■ **Problem details**: Nothing in the data may be omitted; output it all verbatim.

Stored items:
========

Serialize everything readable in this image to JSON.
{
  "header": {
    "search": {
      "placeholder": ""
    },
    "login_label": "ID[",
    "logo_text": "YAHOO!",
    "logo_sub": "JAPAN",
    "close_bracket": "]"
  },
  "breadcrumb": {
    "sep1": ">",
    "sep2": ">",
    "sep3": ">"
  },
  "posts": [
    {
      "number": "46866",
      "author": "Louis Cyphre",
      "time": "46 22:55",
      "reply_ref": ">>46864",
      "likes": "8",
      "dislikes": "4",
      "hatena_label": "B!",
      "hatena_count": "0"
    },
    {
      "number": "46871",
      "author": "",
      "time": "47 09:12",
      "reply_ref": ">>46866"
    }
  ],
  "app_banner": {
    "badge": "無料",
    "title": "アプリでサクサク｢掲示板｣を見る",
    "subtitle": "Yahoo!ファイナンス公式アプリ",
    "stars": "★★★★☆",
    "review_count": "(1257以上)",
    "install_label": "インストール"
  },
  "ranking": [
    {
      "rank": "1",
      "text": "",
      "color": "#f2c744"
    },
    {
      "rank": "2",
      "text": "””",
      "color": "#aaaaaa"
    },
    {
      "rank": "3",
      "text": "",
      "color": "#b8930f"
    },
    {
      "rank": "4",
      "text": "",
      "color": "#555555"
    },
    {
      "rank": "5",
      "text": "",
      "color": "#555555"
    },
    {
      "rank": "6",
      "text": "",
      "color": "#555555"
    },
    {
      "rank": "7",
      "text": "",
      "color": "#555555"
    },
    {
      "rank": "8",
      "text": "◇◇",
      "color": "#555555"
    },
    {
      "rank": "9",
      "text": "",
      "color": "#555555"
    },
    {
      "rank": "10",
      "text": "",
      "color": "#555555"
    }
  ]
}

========

■ **Response area**:
Serialize everything readable in this image to JSON.
{
  "header": {
    "search": {
      "placeholder": ""
    },
    "login_label": "ID[",
    "logo_text": "YAHOO!",
    "logo_sub": "JAPAN",
    "close_bracket": "]"
  },
  "breadcrumb": {
    "sep1": ">",
    "sep2": ">",
    "sep3": ">"
  },
  "posts": [
    {
      "number": "46866",
      "author": "Louis Cyphre",
      "time": "46 22:55",
      "reply_ref": ">>46864",
      "likes": "8",
      "dislikes": "4",
      "hatena_label": "B!",
      "hatena_count": "0"
    },
    {
      "number": "46871",
      "author": "",
      "time": "47 09:12",
      "reply_ref": ">>46866"
    }
  ],
  "app_banner": {
    "badge": "無料",
    "title": "アプリでサクサク｢掲示板｣を見る",
    "subtitle": "Yahoo!ファイナンス公式アプリ",
    "stars": "★★★★☆",
    "review_count": "(1257以上)",
    "install_label": "インストール"
  },
  "ranking": [
    {
      "rank": "1",
      "text": "",
      "color": "#f2c744"
    },
    {
      "rank": "2",
      "text": "””",
      "color": "#aaaaaa"
    },
    {
      "rank": "3",
      "text": "",
      "color": "#b8930f"
    },
    {
      "rank": "4",
      "text": "",
      "color": "#555555"
    },
    {
      "rank": "5",
      "text": "",
      "color": "#555555"
    },
    {
      "rank": "6",
      "text": "",
      "color": "#555555"
    },
    {
      "rank": "7",
      "text": "",
      "color": "#555555"
    },
    {
      "rank": "8",
      "text": "◇◇",
      "color": "#555555"
    },
    {
      "rank": "9",
      "text": "",
      "color": "#555555"
    },
    {
      "rank": "10",
      "text": "",
      "color": "#555555"
    }
  ]
}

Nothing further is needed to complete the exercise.